Required action >> I'd like the entries repeated exactly, without their pictures.

Provided information >>
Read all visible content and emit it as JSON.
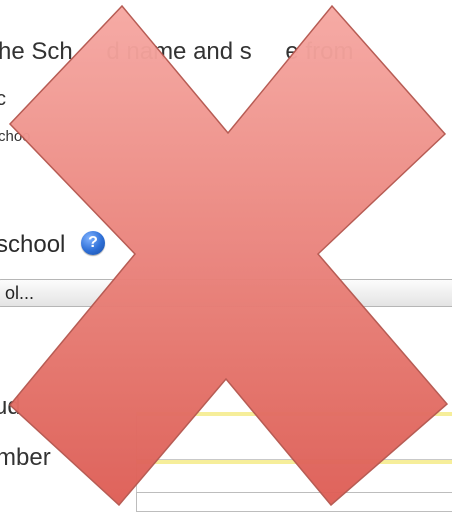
{
  "intro_text": "he Sch       d name and s       e from",
  "fragment_a": "c",
  "fragment_b": "choo",
  "school_label": "school",
  "help_icon_glyph": "?",
  "school_select_value": "ol...",
  "label_student": "ud",
  "label_number": "mber",
  "overlay": {
    "icon": "red-x-icon",
    "fill_color": "#e8746a",
    "stroke_color": "#9b3a34"
  }
}
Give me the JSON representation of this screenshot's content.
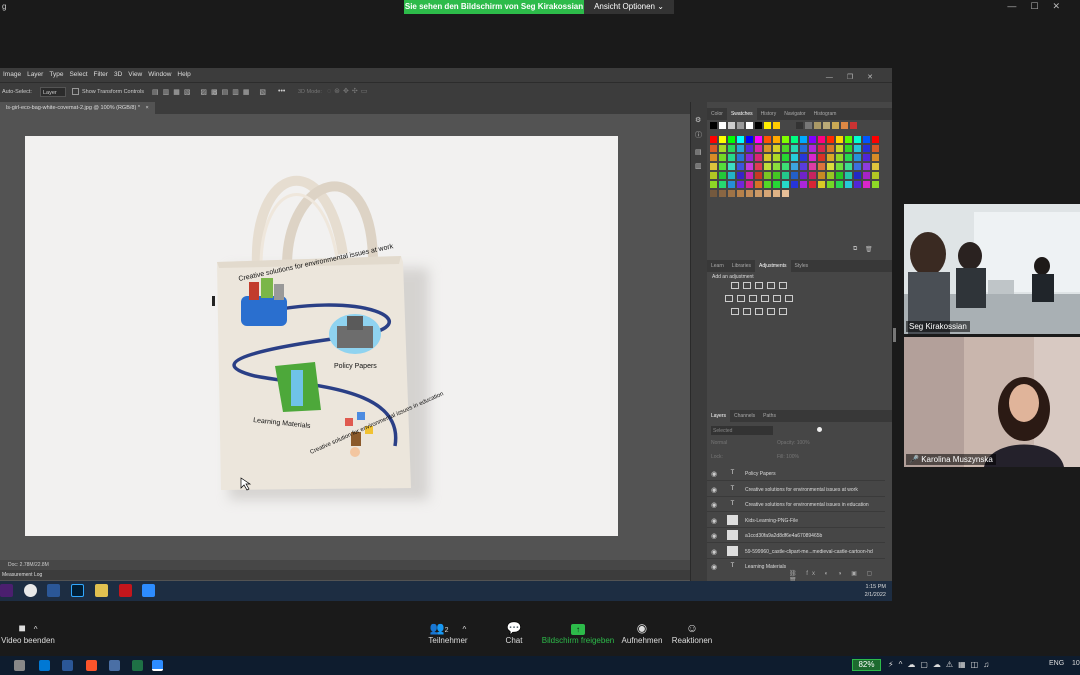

Output for this exercise >>
Read all visible content and emit it as JSON.
{
  "intro_text": "he Sch       d name and s       e from",
  "fragment_a": "c",
  "fragment_b": "choo",
  "school_label": "school",
  "help_icon_glyph": "?",
  "school_select_value": "ol...",
  "label_student": "ud",
  "label_number": "mber",
  "overlay": {
    "icon": "red-x-icon",
    "fill_color": "#e8746a",
    "stroke_color": "#9b3a34"
  }
}
Give me the JSON representation of this screenshot's content.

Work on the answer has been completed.